Please repeat exactly the line containing "Decode this image" and each line after it in the records below, through the last.

Task material:
=-=-=
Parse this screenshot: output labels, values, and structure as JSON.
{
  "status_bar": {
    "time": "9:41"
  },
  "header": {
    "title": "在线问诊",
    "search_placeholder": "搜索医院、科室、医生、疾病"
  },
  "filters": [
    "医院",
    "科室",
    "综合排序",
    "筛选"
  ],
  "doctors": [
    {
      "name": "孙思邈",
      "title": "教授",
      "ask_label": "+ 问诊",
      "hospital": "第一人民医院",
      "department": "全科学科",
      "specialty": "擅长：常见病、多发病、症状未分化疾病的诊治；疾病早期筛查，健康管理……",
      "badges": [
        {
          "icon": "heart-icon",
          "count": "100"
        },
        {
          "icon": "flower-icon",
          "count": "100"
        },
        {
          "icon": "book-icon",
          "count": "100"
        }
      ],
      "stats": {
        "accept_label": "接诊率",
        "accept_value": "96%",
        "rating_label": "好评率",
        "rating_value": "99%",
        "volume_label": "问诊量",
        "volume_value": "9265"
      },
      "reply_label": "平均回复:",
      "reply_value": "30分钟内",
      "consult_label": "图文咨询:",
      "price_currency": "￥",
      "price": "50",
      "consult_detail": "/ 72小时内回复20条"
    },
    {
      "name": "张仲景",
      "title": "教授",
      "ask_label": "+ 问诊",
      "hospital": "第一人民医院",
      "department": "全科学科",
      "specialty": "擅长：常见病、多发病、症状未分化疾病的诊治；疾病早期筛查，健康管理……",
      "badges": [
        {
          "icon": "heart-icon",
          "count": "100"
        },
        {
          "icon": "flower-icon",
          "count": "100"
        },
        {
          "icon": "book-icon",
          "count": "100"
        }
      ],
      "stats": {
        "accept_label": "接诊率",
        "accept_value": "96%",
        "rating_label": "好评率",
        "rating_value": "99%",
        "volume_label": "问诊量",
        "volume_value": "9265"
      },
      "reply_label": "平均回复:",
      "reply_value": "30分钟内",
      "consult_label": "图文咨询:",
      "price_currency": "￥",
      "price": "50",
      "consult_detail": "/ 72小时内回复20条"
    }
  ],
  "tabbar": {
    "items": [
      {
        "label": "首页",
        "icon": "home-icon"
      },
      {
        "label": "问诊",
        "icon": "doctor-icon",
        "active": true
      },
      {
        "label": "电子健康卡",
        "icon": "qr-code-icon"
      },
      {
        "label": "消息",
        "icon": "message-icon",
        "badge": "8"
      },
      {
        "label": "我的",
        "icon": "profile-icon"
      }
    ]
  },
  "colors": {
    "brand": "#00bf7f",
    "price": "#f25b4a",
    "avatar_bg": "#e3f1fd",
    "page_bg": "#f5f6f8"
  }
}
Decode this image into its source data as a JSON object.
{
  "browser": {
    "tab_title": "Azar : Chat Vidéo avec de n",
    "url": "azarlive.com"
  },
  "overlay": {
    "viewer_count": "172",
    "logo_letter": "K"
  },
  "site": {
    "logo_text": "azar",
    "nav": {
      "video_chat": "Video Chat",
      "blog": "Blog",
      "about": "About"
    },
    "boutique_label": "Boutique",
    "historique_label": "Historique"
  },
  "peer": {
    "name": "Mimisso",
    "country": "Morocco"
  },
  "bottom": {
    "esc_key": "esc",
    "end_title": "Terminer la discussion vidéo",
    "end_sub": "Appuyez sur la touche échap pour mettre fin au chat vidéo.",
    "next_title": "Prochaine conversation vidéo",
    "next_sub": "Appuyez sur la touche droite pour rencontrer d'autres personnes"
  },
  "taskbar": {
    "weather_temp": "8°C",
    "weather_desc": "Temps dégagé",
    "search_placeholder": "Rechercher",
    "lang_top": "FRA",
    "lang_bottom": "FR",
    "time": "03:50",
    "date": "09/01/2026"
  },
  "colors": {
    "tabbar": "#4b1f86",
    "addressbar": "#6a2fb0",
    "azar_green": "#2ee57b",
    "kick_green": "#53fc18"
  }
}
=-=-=
Result for this exercise:
Decode this image into its source data as a JSON object.
{
  "browser": {
    "tab_title": "Azar : Chat Vidéo avec de n",
    "url": "azarlive.com"
  },
  "overlay": {
    "viewer_count": "172",
    "logo_letter": "K"
  },
  "site": {
    "logo_text": "azar",
    "nav": {
      "video_chat": "Video Chat",
      "blog": "Blog",
      "about": "About"
    },
    "boutique_label": "Boutique",
    "historique_label": "Historique"
  },
  "peer": {
    "name": "Mimisso",
    "country": "Morocco"
  },
  "bottom": {
    "esc_key": "esc",
    "end_title": "Terminer la discussion vidéo",
    "end_sub": "Appuyez sur la touche échap pour mettre fin au chat vidéo.",
    "next_title": "Prochaine conversation vidéo",
    "next_sub": "Appuyez sur la touche droite pour rencontrer d'autres personnes"
  },
  "taskbar": {
    "weather_temp": "8°C",
    "weather_desc": "Temps dégagé",
    "search_placeholder": "Rechercher",
    "lang_top": "FRA",
    "lang_bottom": "FR",
    "time": "03:50",
    "date": "09/01/2026"
  },
  "colors": {
    "tabbar": "#4b1f86",
    "addressbar": "#6a2fb0",
    "azar_green": "#2ee57b",
    "kick_green": "#53fc18"
  }
}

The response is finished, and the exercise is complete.